Teens, Epilepsy, and Alcohol
Teenagers with epilepsy need to be aware of the potential consequences associated with alcohol use. As with adults, one or two drinks is probably safe. However, the warnings given to adults must be taken equally seriously by teenagers. Binge drinking and even regular consumption of moderate amounts of alcohol are likely to increase the risk of seizures.
In addition, it is imperative that teenagers have a clear understanding of how any medications they are on may interact with alcohol. For example, benzodiazepines are often prescribed as anti-seizure medications and, if they are taken with alcohol, dangerous respiratory depression could be the result.
Teenagers with epilepsy should have an honest conversation with their doctor about alcohol use and the potential consequences.
Avoiding Seizures When Drinking Alcohol
Alcohol withdrawal is the primary cause of alcohol-related seizures. However, acute alcohol poisoning can also cause seizures, likely by causing dangerously low blood pressure or significantly altering levels of calcium and magnesium in the brain.
Occasional moderate alcohol use is unlikely to trigger a seizure even in someone with epilepsy. However, binge drinking and chronic AUD can increase seizure risk as well as risks associated with myriad other adverse effects in people with and without epilepsy. The most reliable way to avoid alcohol-related seizures is to avoid alcohol or use it infrequently and in moderation.
Key Points: Epilepsy and Alcohol
- Epilepsy is characterized by seizures, but not all seizures are epileptic.
- People with epilepsy can safely consume moderate amounts of alcohol (no more than two drinks per day).
- Alcohol does not cause epilepsy, but alcohol can cause seizures.
- Alcohol-related seizures typically occur during severe withdrawal.
- Anti-epileptic drugs may be affected by alcohol.
- Teenagers with epilepsy don’t need to completely abstain from alcohol use, but even regularly consuming moderate amounts of alcohol can increase their risk for seizures.
- Teenagers with epilepsy are encouraged to have a frank conversation with their doctor to learn how alcohol will affect them.

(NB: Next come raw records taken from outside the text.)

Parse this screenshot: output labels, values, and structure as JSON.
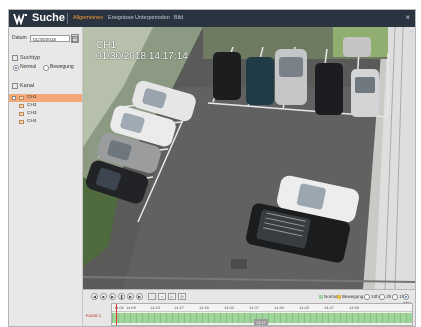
{
  "titlebar": {
    "title": "Suche",
    "tabs": [
      {
        "label": "Allgemeines",
        "active": true
      },
      {
        "label": "Ereignisse",
        "active": false
      },
      {
        "label": "Unterperioden",
        "active": false
      },
      {
        "label": "Bild",
        "active": false
      }
    ],
    "close": "×"
  },
  "sidebar": {
    "date_label": "Datum",
    "date_value": "01/30/2018",
    "type_title": "Suchtyp",
    "type_options": [
      {
        "label": "Normal",
        "selected": true
      },
      {
        "label": "Bewegung",
        "selected": false
      }
    ],
    "channel_title": "Kanal",
    "channels": [
      {
        "label": "CH1",
        "selected": true
      },
      {
        "label": "CH2",
        "selected": false
      },
      {
        "label": "CH3",
        "selected": false
      },
      {
        "label": "CH4",
        "selected": false
      }
    ]
  },
  "video": {
    "channel": "CH1",
    "timestamp": "01/30/2018  14:17:14"
  },
  "playback": {
    "legend_normal": "Normal",
    "legend_motion": "Bewegung",
    "zoom_options": [
      "24h",
      "2h",
      "1h",
      "30m"
    ],
    "cursor_time": "14:17",
    "channel_label": "Kanal 1",
    "ticks": [
      "14:00",
      "14:09",
      "14:23",
      "14:27",
      "14:30",
      "14:33",
      "14:37",
      "14:40",
      "14:43",
      "14:47",
      "14:50"
    ]
  },
  "colors": {
    "titlebar": "#2a3340",
    "accent": "#f39a3a",
    "selection": "#f4a878",
    "record_normal": "#9fd59a",
    "record_motion": "#e9b64a"
  }
}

Alcohol is a powerfully addictive drug that can cause significant damage to developing brains. If you are concerned about your teen’s alcohol use, the experts at Next Generation Village can help. Call today to learn about our comprehensive rehab programs and how we can help your teen get his or her life back.Medical Disclaimer: Next Generation Village aims to improve the quality of life for people struggling with a substance use or mental health disorder with fact-based content about the nature of behavioral health conditions, treatment options and their related outcomes. We publish material that is researched, cited, edited and reviewed by licensed medical professionals. The information we provide is not intended to be a substitute for professional medical advice, diagnosis or treatment. It should not be used in place of the advice of your physician or other qualified healthcare provider.